Welcome to a professional journey in New Zealand where professionalism knows no boundaries. In the Kiwi workplace, ethical behaviour is both valued and rewarded. As you start your professional journey in New Zealand as a migrant understanding and practicing workplace ethics is essential for success. By doing so, you will not only thrive in your new work environment but also contribute to a positive and ethical workplace culture.
In this article, we will explore the significance of workplace ethics and provide essential guidance, complete with real-life examples, to help you maintain high professional standards in your new work environment.
1. Respect for Diversity:
New Zealand is known for its cultural diversity and inclusivity. The workplace is no exception. Embrace this multicultural setting by respecting the different backgrounds, beliefs, and values of your colleagues. Show appreciation for diverse perspectives, as they often lead to innovation and better problem-solving. A scenario may involve collaborating with colleagues from various cultural backgrounds on a project, where you listen to their ideas and integrate them into the team's approach.
Example: Imagine you are working on a marketing campaign for a diverse audience. Your colleague, Maria, who comes from a different cultural background, suggests incorporating elements from her culture to make the campaign more inclusive. By respecting and integrating her perspective, you create a campaign that resonates with a broader audience, showcasing the power of diversity in the workplace.
Kiwi workplaces place a strong emphasis on punctuality. Arriving on time for meetings, appointments, and work-related commitments is a fundamental aspect of workplace ethics. If you are invited to a team meeting, being punctual not only shows respect for your colleagues but also contributes to a productive work environment.
Example: You have a client meeting scheduled for 10 a.m. Your punctuality demonstrates professionalism and respect for the client's time. The meeting starts on time, setting a positive tone for the collaboration. Being punctual in client interactions builds trust and reliability, crucial aspects in fostering successful business relationships.
3. Honesty and Integrity:
Honesty and integrity are the cornerstones of ethical behaviour in the workplace. Always be truthful in your interactions with colleagues, superiors, and clients. Taking responsibility and admitting your mistake demonstrates integrity and can lead to constructive solutions.

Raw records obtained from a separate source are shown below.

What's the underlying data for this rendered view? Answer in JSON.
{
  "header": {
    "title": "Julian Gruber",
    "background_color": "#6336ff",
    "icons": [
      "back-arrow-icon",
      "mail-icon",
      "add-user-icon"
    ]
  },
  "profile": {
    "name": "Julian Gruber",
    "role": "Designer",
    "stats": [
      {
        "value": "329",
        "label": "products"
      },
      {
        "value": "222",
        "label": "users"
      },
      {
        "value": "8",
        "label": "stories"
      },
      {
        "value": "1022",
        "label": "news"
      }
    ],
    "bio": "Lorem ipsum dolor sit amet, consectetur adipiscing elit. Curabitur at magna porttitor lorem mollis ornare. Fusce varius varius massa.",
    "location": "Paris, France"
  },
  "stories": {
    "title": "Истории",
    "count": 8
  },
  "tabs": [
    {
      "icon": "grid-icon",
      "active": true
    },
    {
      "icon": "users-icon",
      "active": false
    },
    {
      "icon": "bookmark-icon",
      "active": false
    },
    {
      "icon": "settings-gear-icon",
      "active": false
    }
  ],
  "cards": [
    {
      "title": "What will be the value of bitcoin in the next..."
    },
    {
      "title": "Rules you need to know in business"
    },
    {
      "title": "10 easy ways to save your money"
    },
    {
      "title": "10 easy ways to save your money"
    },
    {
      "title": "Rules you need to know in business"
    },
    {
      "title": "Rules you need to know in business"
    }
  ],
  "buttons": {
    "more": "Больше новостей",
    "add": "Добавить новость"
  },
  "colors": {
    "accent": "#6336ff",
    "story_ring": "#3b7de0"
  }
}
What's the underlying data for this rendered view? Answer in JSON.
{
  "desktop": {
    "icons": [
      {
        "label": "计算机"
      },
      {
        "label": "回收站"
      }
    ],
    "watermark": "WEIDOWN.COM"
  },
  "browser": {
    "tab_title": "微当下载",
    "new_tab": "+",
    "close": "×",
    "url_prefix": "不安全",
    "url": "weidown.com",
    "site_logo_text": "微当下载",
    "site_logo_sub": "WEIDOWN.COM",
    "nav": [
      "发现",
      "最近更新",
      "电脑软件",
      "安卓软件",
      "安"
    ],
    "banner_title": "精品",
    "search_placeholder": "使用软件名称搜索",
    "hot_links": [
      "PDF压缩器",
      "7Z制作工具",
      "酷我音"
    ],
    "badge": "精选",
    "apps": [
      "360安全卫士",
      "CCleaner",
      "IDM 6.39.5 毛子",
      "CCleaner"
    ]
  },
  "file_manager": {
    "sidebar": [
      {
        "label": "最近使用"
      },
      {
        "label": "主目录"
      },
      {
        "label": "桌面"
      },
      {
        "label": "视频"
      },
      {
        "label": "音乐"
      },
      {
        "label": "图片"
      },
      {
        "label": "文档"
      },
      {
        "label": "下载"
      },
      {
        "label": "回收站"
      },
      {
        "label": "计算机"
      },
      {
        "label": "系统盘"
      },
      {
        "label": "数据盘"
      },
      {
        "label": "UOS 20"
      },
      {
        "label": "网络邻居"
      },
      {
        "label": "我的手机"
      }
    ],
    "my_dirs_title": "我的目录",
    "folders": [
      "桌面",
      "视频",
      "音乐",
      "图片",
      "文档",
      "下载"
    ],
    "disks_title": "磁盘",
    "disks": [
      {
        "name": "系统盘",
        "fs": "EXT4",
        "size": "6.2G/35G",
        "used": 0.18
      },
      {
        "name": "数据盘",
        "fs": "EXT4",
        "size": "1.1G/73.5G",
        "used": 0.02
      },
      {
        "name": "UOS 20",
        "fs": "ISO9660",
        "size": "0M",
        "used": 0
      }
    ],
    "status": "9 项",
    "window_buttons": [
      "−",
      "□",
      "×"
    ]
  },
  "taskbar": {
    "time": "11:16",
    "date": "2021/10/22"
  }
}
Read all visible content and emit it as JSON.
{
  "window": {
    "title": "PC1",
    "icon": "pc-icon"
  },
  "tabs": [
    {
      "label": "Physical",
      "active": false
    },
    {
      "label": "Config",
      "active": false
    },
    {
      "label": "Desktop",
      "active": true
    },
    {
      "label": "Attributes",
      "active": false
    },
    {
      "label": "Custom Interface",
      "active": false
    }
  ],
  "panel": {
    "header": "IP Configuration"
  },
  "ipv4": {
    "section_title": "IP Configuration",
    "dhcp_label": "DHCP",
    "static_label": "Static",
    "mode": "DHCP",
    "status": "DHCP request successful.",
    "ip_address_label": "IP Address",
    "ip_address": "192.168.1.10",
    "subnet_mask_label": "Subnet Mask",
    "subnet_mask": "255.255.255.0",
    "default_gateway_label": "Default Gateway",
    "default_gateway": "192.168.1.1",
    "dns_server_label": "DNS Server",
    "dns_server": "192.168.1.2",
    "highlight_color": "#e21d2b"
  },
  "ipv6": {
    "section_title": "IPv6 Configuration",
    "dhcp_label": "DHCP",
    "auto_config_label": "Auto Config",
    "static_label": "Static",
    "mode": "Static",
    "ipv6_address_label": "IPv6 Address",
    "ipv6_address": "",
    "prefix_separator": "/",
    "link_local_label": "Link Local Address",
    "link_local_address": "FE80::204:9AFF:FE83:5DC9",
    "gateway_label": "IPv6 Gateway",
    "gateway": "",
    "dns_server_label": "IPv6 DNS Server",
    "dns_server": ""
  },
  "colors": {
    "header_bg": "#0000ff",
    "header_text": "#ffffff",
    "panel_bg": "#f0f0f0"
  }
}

Example: In a project meeting, you realize a mistake in the financial report. Instead of trying to cover it up, you openly admit the error to your team. By showing integrity and honesty, you enable the team to address the mistake collectively, learn from it, and improve the overall accuracy of future reports.
Respecting the confidentiality of sensitive information is essential in New Zealand workplaces. In workplaces involving sensitive data or discussions, make sure you maintain the highest level of discretion. Breaching confidentiality not only damages trust but can also lead to legal consequences.
Example: You are part of a product development team working on a groundbreaking innovation. During a meeting, sensitive details about the product's features are discussed. Respecting confidentiality, you refrain from sharing this information outside the team, ensuring the company's competitive advantage, and maintaining a culture of trust.
Collaboration is highly valued in Kiwi workplaces as it is a building block for workplace ethics. Be an active team player, ready to share knowledge, support your colleagues, and work together towards common goals. Contribute your unique skills to a team project, creating a more dynamic and efficient working environment.
Example: As part of a cross-functional team, you collaborate with colleagues from marketing, sales, and development to launch a new product. By actively participating in brainstorming sessions, offering your unique insights, and supporting team members, you contribute to a seamless product launch, showcasing the importance of teamwork in achieving collective goals.
Effective communication is key to workplace ethics. It's essential to be clear, respectful, and responsive in your interactions. Misunderstandings can lead to conflict, which can be avoided through open and considerate communication. Discuss your timelines with your manager, ensuring expectations are aligned.
Example: You are assigned to lead a project, and effective communication is critical. By clearly articulating project goals, expectations, and timelines to your team, everyone is on the same page. Misunderstandings are minimized, and the project progresses smoothly due to open and transparent communication.
7. Environmental Responsibility:
New Zealand places great emphasis on environmental responsibility as part of solid work ethics. Be mindful of sustainable practices within your workplace. You can encourage your colleagues to implement eco-friendly initiatives. This could involve suggesting recycling programs, conserving energy, or reducing waste, which not only benefits your organization but also makes a positive impact on the environment.
Example: In your office, you notice a significant amount of paper waste. You propose implementing a recycling program, encouraging colleagues to use digital documents and recycle paper. By fostering an environmentally responsible workplace, you contribute to sustainability and showcase the importance of corporate social responsibility.
About the Author
Dr. Sheerali Arya holds over 17 years of experience in the fields of research, education, training, admin, and operations. She holds a Ph.D. in Management and is currently working as a Senior Tutor at University of Waikato College, NZ. She is a Certified New Zealand Mental Health First Aider.